Damaged Reputation: One of the most common online dangers for anybody who uses social media today is that whatever they say is there for the entire world to see! As a result these sites are typically used as part of a screening process or background check by potential employers or other organizations! Getting 'caught up' in the moment when making comments or offering opinions can easily come back to haunt you!
StaySafeOnline.org has prepared a few tips and tactics for you to follow to ensure that you’re not sharing too much information on social networks:
Have your family follow these tips to safely enjoy social networking:
• Privacy and security settings exist for a reason: Learn about and use the privacy and security settings on social networks. They are there to help you control who sees what you post and manage your online experience in a positive way.
• Once posted, always posted: Protect your reputation on social networks. What you post online stays online. Think twice before posting pictures you wouldn’t want your parents or future employers to see. Recent research (http://www.microsoft.com/privacy/dpd/research.aspx) found that 70% of job recruiters rejected candidates based on information they found online.
• Your online reputation can be a good thing: Recent research (http://www.microsoft.com/privacy/dpd/research.aspx) also found that recruiters respond to a strong, positive personal brand online. So show your smarts, thoughtfulness, and mastery of the environment.
• Keep personal info personal: Be cautious about how much personal information you provide on social networking sites. The more information you post, the easier it may be for a hacker or someone else to use that information to steal your identity, access your data, or commit other crimes such as stalking.
• Know and manage your friends: Social networks can be used for a variety of purposes. Some of the fun is creating a large pool of friends from many aspects of your life. That doesn’t mean all friends are created equal. Use tools to manage the information you share with friends in different groups or even have multiple online pages. If you’re trying to create a public persona as a blogger or expert, create an open profile or a “fan” page that encourages broad participation and limits personal information. Use your personal profile to keep your real friends (the ones you know trust) more synched up with your daily life.
• Be honest if you’re uncomfortable: If a friend posts something about you that makes you uncomfortable or you think is inappropriate, let them know. Likewise, stay open-minded if a friend approaches you because something you’ve posted makes him or her uncomfortable. People have different tolerances for how much the world knows about them respect those differences.
• Know what action to take: If someone is harassing or threatening you, remove them from your friends list, block them, and report them to the site administrator.
Protect Yourself with these STOP. THINK. CONNECT. Tips:
• Keep a clean machine: Having the latest security software, web browser, and operating system are the best defenses against viruses, malware, and other online threats.
• Own your online presence: When applicable, set the privacy and security settings on websites to your comfort level for information sharing.

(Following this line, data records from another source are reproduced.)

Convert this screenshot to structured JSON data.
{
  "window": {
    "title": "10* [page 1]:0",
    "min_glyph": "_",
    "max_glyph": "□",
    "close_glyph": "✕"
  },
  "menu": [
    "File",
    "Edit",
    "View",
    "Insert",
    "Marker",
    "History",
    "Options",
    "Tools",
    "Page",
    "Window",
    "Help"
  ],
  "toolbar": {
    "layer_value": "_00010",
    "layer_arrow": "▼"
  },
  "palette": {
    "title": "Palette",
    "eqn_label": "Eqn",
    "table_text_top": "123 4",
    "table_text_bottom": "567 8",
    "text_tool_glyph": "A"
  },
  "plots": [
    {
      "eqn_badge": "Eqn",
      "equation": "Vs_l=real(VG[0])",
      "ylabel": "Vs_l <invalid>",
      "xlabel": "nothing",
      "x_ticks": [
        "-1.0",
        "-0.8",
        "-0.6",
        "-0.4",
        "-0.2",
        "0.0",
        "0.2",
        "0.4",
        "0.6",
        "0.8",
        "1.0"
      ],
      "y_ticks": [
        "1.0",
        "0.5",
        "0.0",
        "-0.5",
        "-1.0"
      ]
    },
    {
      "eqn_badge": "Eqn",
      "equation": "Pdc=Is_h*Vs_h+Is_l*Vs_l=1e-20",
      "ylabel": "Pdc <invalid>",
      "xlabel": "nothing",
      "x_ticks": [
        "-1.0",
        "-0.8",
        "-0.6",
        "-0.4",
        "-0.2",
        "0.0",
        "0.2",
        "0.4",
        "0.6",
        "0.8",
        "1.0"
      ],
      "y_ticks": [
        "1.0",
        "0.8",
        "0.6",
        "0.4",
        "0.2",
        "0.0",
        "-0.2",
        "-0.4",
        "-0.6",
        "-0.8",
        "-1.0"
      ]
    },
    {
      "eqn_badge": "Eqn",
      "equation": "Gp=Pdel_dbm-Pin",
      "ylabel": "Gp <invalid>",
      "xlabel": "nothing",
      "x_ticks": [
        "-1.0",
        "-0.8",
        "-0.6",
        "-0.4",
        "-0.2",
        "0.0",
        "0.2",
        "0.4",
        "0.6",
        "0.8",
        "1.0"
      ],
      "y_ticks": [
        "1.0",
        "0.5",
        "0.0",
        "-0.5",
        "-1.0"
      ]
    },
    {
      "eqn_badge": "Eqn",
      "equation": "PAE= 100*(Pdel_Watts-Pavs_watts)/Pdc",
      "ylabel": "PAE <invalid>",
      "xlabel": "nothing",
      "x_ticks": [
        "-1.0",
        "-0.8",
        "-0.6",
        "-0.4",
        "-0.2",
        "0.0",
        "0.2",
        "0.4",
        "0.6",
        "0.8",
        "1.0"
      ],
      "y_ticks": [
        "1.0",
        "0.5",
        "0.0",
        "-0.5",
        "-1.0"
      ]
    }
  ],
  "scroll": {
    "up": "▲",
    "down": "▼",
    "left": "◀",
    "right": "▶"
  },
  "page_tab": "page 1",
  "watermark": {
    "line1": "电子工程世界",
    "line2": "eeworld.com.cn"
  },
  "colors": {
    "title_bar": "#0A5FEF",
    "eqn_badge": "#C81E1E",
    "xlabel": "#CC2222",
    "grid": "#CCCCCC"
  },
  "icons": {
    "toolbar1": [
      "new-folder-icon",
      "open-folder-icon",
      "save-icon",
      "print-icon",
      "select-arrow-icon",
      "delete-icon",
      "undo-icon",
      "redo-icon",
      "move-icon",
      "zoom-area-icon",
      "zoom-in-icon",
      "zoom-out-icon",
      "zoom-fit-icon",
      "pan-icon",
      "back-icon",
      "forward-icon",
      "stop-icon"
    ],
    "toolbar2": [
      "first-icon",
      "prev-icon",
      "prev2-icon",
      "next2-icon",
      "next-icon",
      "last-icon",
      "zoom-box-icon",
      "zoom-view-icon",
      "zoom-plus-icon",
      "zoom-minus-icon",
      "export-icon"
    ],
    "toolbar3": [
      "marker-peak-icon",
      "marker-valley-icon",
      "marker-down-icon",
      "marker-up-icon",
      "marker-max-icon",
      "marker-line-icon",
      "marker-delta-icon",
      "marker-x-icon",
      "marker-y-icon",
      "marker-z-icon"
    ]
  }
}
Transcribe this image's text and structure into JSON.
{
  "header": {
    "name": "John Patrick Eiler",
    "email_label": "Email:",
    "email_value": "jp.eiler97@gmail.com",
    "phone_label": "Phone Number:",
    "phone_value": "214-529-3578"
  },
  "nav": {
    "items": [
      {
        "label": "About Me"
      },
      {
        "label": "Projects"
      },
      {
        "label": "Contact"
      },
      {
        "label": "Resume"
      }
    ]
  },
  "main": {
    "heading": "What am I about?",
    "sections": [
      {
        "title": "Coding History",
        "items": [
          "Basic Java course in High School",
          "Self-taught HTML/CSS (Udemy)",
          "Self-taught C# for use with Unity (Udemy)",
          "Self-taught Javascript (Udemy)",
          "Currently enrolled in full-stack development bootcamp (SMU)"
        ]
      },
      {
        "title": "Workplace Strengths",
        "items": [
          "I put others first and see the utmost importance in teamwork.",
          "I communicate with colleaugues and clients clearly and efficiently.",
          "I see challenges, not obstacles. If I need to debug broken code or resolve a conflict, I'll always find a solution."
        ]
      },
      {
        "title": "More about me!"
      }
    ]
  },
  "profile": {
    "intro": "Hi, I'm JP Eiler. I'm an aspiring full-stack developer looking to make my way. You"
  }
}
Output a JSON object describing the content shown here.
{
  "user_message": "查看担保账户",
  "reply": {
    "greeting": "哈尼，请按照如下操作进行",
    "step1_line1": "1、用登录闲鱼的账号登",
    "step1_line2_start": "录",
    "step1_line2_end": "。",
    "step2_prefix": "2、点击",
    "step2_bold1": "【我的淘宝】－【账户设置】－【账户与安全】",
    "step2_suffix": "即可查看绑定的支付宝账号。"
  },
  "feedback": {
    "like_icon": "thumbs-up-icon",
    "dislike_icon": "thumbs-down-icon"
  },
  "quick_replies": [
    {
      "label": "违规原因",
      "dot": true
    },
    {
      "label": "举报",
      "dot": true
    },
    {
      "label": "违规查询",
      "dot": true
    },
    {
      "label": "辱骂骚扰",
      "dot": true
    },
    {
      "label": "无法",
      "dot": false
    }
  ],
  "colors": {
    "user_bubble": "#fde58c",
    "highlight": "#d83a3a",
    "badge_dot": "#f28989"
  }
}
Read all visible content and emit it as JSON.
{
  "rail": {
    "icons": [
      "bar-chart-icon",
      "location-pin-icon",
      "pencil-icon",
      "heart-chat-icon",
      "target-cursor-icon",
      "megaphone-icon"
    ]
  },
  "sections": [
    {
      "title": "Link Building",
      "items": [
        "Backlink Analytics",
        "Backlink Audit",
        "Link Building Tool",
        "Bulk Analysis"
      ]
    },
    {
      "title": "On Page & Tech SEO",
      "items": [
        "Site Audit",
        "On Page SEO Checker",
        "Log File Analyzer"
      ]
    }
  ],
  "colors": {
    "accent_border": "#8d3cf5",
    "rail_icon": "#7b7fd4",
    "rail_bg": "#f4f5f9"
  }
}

It’s ok to limit how you share information.
• Make passwords long and strong: Combine capital and lowercase letters with numbers and symbols to create a more secure password.
• Unique account, unique password: Separate passwords for every account helps to thwart cybercriminals.
• When in doubt, throw it out: Links in email, tweets, posts, and online advertising are often the way cybercriminals compromise your computer. If it looks suspicious, even if you know the source, it’s best to delete or if appropriate, mark as junk email.
• Post only about others as you have them post about you.